A new study finds that 301,874 "zombie" homes exist in the U.S.-properties where home owners receive foreclosure notices and move out, leaving the home vacant, deteriorating and a target for squatters.
Abandoned foreclosures represent 50 percent or more of the properties in foreclosure in Washington, Indiana, Nevada, and Oregon, according to data by RealtyTrac in the company's first analysis of zombie properties.
Bremerton is attempting to hold the owners of such homes more responsible. According to the Kitsap Sun, the Bremerton Department of Community Development has proposed an ordinance that would require any owner of an abandoned home in the city would have to register the property with the city, ensure its doors and windows are secure, have it inspected once a month and establish a 24-hour emergency contact available when there are problems. Failure to comply could lead to hefty fines.
The state with the highest number of zombie properties is Florida, with 90,556 vacant homes in foreclosure, according to RealtyTrac.
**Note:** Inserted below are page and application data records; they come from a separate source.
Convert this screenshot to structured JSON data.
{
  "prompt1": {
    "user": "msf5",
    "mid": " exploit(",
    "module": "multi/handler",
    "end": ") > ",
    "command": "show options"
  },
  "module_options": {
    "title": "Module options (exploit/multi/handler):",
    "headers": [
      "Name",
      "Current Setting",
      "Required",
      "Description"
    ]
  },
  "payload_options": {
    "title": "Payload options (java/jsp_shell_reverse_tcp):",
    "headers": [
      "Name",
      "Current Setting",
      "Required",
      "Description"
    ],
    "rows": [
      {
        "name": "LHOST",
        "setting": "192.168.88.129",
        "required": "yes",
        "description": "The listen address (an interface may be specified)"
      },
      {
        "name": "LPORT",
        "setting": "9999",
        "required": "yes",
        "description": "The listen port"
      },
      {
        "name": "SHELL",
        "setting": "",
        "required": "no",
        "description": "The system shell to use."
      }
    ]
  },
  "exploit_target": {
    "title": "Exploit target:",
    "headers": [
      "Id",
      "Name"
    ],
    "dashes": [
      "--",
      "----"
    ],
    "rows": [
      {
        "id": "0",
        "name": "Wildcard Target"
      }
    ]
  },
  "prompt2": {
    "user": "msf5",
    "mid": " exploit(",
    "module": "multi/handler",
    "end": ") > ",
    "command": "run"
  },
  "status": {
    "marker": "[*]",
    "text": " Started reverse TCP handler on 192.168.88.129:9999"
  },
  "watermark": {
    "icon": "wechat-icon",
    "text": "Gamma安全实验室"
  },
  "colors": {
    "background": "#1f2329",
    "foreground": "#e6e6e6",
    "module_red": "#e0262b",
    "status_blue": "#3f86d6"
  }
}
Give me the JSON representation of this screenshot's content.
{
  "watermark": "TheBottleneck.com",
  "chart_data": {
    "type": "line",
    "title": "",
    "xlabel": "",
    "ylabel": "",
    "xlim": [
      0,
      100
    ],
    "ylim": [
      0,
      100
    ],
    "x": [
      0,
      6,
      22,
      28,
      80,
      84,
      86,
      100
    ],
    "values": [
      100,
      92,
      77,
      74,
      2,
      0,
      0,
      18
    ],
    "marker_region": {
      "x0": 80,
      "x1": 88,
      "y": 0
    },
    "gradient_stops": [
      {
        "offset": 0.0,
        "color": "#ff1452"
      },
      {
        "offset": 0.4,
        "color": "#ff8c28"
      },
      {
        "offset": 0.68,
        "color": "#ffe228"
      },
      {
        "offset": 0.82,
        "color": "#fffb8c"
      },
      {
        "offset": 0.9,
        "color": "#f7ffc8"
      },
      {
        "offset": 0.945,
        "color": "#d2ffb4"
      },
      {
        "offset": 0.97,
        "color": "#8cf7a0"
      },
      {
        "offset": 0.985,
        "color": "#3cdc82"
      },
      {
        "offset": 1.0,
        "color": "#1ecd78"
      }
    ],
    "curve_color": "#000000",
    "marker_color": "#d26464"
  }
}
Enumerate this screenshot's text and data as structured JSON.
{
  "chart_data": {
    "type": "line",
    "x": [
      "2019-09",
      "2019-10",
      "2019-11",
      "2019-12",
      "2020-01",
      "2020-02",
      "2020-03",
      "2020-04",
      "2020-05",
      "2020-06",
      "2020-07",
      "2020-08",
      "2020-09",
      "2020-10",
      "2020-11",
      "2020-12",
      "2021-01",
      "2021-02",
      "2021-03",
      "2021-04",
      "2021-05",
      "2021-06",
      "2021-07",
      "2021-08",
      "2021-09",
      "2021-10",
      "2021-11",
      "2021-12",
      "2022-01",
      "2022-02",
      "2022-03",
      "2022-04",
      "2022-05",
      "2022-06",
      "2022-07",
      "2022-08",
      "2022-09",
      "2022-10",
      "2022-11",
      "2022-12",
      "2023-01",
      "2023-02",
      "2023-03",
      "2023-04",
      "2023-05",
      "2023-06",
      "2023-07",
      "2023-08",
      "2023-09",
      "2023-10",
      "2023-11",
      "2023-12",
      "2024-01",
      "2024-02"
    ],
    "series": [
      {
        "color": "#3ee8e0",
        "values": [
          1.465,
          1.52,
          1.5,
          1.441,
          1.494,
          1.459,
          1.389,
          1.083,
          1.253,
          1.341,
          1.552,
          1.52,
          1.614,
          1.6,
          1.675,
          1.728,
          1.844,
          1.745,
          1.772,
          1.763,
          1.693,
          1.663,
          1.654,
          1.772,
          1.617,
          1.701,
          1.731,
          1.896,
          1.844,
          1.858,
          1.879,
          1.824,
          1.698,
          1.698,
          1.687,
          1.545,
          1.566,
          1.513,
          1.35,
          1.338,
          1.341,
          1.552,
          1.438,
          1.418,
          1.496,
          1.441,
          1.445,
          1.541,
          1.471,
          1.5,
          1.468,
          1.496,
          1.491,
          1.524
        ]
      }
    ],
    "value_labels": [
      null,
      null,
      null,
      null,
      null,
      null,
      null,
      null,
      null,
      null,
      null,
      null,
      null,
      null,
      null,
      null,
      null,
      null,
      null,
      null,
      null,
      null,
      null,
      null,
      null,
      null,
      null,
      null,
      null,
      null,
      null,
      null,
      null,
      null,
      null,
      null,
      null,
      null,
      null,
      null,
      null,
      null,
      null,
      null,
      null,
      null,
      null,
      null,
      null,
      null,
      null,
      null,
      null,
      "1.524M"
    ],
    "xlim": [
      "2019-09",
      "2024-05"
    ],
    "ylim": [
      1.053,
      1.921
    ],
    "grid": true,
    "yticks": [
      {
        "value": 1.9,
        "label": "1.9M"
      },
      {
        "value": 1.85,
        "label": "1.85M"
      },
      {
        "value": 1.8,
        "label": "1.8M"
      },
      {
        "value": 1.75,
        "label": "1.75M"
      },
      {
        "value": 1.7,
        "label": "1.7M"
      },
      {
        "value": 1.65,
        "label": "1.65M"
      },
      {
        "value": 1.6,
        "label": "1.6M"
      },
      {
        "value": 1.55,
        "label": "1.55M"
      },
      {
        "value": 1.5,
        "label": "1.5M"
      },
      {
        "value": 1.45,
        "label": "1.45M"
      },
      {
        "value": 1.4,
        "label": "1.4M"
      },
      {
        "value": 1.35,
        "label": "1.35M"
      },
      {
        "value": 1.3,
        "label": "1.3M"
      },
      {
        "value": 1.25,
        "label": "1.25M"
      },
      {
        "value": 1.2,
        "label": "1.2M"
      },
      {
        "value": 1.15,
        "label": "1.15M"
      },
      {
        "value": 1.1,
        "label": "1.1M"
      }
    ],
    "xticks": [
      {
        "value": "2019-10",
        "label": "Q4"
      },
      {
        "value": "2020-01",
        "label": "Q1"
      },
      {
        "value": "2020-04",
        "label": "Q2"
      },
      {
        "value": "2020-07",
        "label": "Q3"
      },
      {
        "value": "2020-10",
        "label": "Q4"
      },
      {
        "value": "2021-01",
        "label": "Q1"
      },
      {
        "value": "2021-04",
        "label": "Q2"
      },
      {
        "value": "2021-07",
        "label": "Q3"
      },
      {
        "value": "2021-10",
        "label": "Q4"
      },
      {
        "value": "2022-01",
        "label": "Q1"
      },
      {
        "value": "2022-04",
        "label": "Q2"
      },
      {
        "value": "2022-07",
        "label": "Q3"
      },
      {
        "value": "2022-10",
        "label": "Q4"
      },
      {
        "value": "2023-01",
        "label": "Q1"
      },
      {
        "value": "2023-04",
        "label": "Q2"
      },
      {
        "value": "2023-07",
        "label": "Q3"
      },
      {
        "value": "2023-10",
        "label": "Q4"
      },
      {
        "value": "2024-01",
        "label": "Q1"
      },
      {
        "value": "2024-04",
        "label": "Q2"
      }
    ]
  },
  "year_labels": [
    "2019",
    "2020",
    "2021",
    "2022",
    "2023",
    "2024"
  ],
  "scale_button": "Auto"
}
Illinois ranks second with 31,668 zombie properties and California ranks third with 28,821.
In January, Reuters reported a problem with zombie titles - homeowners who received a foreclosure notice and walked away from their home but did not realize their names remained on the deed and they were still financially liable for the property.
In some cases, the banks never ultimately pursued the foreclosure, but the homeowners were unaware of that since they already had moved out.